Dataset entries
[Start of Attachment]
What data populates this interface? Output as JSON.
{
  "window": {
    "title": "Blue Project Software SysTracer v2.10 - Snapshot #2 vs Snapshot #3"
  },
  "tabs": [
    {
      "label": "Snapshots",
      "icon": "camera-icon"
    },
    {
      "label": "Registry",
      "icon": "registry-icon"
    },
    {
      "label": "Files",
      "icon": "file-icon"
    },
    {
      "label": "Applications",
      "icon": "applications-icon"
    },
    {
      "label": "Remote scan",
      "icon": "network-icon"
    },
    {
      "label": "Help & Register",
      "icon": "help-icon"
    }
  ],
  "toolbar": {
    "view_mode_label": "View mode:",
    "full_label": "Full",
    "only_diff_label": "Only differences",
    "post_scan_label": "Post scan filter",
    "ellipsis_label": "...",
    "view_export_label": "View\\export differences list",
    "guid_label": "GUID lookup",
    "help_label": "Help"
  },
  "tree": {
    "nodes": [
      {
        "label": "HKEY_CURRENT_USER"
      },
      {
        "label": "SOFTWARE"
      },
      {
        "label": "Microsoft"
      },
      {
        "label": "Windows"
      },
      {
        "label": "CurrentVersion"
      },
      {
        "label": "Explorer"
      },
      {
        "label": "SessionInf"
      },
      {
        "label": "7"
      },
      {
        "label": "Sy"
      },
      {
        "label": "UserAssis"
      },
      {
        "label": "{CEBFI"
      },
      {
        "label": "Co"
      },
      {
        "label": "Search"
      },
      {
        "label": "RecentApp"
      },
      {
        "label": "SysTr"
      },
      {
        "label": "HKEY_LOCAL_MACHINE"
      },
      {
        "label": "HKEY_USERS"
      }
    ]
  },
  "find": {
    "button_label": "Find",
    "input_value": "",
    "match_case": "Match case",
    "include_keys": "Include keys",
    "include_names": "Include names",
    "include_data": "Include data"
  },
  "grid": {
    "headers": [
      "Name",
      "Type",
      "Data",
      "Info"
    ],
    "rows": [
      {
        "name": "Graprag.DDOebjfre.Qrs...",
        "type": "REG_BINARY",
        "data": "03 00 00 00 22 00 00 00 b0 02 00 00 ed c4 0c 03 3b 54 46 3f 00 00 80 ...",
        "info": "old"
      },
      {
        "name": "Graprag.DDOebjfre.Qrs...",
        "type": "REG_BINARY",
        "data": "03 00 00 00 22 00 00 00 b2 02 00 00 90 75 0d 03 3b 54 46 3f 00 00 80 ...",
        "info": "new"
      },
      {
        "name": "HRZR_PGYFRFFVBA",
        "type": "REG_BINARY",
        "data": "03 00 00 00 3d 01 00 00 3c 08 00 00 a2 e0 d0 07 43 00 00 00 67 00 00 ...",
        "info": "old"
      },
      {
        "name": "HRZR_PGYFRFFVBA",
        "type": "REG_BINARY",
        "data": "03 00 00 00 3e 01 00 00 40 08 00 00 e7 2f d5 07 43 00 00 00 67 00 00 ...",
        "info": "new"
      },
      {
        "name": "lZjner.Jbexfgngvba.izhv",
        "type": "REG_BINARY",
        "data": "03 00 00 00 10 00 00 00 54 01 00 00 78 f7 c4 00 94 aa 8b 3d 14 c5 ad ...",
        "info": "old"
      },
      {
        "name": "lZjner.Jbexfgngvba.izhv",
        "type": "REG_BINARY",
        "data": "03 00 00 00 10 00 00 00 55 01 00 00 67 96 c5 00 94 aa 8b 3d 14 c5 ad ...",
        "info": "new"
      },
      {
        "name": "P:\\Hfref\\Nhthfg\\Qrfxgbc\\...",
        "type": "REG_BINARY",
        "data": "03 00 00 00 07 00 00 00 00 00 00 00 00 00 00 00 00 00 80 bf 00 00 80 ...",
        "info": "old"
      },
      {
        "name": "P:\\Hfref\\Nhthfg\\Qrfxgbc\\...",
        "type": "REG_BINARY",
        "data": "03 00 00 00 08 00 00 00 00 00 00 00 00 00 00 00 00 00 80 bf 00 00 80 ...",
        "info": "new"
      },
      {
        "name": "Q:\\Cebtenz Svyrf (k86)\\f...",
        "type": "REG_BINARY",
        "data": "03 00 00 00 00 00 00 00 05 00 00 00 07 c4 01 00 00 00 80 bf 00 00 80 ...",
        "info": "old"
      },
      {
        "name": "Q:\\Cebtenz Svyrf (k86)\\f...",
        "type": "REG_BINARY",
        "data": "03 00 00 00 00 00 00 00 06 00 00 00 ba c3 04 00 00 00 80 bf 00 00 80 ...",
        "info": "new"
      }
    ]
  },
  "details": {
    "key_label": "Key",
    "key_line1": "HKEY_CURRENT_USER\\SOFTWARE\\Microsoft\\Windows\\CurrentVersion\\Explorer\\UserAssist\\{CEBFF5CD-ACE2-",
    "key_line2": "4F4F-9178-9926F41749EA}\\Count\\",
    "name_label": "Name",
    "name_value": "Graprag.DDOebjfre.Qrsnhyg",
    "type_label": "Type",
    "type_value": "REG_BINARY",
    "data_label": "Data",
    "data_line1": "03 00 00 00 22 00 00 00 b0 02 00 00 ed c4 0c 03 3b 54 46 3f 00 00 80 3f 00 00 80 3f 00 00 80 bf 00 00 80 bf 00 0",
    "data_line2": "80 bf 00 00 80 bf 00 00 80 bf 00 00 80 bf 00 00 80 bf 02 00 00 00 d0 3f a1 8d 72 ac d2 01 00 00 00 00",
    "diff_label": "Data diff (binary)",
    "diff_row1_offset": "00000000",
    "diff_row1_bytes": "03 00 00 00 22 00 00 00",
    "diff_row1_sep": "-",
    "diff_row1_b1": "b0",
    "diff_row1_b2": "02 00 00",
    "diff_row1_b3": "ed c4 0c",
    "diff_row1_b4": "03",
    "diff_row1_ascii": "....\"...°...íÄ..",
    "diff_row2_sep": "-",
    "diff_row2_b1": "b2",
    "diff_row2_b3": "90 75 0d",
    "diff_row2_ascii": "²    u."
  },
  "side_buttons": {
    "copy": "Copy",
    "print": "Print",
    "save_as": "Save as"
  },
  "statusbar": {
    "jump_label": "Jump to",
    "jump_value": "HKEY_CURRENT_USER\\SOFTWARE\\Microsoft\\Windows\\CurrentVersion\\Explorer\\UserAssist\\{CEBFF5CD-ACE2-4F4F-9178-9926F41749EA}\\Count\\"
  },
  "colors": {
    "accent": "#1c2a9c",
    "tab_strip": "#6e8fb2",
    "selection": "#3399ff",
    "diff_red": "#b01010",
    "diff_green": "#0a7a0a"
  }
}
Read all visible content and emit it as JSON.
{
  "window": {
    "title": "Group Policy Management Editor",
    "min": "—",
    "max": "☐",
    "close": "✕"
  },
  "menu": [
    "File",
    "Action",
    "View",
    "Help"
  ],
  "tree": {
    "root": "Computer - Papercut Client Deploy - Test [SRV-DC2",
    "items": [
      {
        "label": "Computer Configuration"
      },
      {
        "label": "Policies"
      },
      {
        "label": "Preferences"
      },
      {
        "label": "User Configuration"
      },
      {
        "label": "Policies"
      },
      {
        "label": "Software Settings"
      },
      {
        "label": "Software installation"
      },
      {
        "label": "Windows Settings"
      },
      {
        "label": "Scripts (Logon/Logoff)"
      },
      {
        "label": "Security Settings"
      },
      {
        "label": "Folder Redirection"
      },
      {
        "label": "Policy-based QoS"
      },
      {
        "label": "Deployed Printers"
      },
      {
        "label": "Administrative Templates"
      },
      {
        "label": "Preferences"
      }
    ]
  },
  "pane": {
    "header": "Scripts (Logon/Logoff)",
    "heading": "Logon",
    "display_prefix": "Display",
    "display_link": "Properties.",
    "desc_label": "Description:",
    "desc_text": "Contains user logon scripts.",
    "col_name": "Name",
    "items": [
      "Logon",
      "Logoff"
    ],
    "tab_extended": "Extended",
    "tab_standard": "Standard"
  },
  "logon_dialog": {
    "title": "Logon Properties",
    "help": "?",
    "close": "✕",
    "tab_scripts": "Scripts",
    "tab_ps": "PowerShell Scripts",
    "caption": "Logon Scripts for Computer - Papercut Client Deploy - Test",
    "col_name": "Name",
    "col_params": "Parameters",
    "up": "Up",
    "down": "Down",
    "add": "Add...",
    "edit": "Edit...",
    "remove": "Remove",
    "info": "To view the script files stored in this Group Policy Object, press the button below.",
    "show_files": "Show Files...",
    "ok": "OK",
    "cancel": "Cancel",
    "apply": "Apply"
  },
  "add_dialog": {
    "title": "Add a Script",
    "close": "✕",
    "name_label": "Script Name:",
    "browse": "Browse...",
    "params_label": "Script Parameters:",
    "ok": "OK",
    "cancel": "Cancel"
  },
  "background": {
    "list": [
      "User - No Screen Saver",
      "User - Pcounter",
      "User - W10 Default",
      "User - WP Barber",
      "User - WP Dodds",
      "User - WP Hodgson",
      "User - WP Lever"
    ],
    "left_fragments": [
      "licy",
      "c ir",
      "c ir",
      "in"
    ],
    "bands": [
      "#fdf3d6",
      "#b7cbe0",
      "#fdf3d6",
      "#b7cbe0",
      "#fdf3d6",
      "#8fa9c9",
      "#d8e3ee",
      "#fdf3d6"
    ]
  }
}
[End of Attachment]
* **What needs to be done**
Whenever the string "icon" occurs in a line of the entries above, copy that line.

* **Task output**
      "icon": "camera-icon"
      "icon": "registry-icon"
      "icon": "file-icon"
      "icon": "applications-icon"
      "icon": "network-icon"
      "icon": "help-icon"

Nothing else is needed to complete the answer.